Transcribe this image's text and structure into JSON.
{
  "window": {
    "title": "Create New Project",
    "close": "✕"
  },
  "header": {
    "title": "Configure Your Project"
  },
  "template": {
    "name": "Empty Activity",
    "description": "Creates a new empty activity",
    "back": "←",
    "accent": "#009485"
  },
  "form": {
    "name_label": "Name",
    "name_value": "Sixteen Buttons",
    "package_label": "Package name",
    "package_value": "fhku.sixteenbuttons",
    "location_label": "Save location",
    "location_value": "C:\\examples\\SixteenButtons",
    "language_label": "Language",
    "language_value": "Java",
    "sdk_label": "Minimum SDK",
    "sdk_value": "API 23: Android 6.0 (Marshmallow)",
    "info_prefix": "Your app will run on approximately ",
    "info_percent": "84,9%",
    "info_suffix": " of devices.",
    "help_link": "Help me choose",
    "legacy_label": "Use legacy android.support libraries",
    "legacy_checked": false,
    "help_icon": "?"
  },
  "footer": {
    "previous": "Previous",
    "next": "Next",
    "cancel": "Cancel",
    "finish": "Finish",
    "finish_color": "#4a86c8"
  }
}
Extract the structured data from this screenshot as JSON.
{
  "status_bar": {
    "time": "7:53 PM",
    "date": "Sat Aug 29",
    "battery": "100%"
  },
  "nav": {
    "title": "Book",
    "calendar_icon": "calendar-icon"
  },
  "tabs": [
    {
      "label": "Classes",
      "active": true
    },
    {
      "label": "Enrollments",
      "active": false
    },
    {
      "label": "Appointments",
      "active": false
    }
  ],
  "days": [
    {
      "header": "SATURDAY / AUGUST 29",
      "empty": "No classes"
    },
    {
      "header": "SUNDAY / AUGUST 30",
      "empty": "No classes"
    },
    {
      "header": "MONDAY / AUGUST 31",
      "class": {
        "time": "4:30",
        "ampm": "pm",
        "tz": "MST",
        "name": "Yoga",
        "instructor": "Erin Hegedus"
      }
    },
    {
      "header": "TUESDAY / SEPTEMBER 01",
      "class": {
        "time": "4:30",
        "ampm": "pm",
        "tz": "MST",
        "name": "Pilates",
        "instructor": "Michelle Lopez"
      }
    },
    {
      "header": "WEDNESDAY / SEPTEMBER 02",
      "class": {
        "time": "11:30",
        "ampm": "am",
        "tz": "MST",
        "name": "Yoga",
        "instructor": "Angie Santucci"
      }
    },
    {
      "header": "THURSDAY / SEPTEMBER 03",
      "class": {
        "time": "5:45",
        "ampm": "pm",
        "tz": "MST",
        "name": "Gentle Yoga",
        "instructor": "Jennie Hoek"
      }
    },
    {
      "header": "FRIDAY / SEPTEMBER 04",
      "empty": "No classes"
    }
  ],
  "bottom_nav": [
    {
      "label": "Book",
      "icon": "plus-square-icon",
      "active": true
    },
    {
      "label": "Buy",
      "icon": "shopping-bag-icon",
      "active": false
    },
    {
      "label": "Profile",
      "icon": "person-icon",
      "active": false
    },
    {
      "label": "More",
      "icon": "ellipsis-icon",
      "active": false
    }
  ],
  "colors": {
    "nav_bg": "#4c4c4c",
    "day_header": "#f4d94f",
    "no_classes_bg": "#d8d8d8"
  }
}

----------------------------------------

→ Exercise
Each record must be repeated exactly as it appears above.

→ Reply
Transcribe this image's text and structure into JSON.
{
  "window": {
    "title": "Create New Project",
    "close": "✕"
  },
  "header": {
    "title": "Configure Your Project"
  },
  "template": {
    "name": "Empty Activity",
    "description": "Creates a new empty activity",
    "back": "←",
    "accent": "#009485"
  },
  "form": {
    "name_label": "Name",
    "name_value": "Sixteen Buttons",
    "package_label": "Package name",
    "package_value": "fhku.sixteenbuttons",
    "location_label": "Save location",
    "location_value": "C:\\examples\\SixteenButtons",
    "language_label": "Language",
    "language_value": "Java",
    "sdk_label": "Minimum SDK",
    "sdk_value": "API 23: Android 6.0 (Marshmallow)",
    "info_prefix": "Your app will run on approximately ",
    "info_percent": "84,9%",
    "info_suffix": " of devices.",
    "help_link": "Help me choose",
    "legacy_label": "Use legacy android.support libraries",
    "legacy_checked": false,
    "help_icon": "?"
  },
  "footer": {
    "previous": "Previous",
    "next": "Next",
    "cancel": "Cancel",
    "finish": "Finish",
    "finish_color": "#4a86c8"
  }
}
Extract the structured data from this screenshot as JSON.
{
  "status_bar": {
    "time": "7:53 PM",
    "date": "Sat Aug 29",
    "battery": "100%"
  },
  "nav": {
    "title": "Book",
    "calendar_icon": "calendar-icon"
  },
  "tabs": [
    {
      "label": "Classes",
      "active": true
    },
    {
      "label": "Enrollments",
      "active": false
    },
    {
      "label": "Appointments",
      "active": false
    }
  ],
  "days": [
    {
      "header": "SATURDAY / AUGUST 29",
      "empty": "No classes"
    },
    {
      "header": "SUNDAY / AUGUST 30",
      "empty": "No classes"
    },
    {
      "header": "MONDAY / AUGUST 31",
      "class": {
        "time": "4:30",
        "ampm": "pm",
        "tz": "MST",
        "name": "Yoga",
        "instructor": "Erin Hegedus"
      }
    },
    {
      "header": "TUESDAY / SEPTEMBER 01",
      "class": {
        "time": "4:30",
        "ampm": "pm",
        "tz": "MST",
        "name": "Pilates",
        "instructor": "Michelle Lopez"
      }
    },
    {
      "header": "WEDNESDAY / SEPTEMBER 02",
      "class": {
        "time": "11:30",
        "ampm": "am",
        "tz": "MST",
        "name": "Yoga",
        "instructor": "Angie Santucci"
      }
    },
    {
      "header": "THURSDAY / SEPTEMBER 03",
      "class": {
        "time": "5:45",
        "ampm": "pm",
        "tz": "MST",
        "name": "Gentle Yoga",
        "instructor": "Jennie Hoek"
      }
    },
    {
      "header": "FRIDAY / SEPTEMBER 04",
      "empty": "No classes"
    }
  ],
  "bottom_nav": [
    {
      "label": "Book",
      "icon": "plus-square-icon",
      "active": true
    },
    {
      "label": "Buy",
      "icon": "shopping-bag-icon",
      "active": false
    },
    {
      "label": "Profile",
      "icon": "person-icon",
      "active": false
    },
    {
      "label": "More",
      "icon": "ellipsis-icon",
      "active": false
    }
  ],
  "colors": {
    "nav_bg": "#4c4c4c",
    "day_header": "#f4d94f",
    "no_classes_bg": "#d8d8d8"
  }
}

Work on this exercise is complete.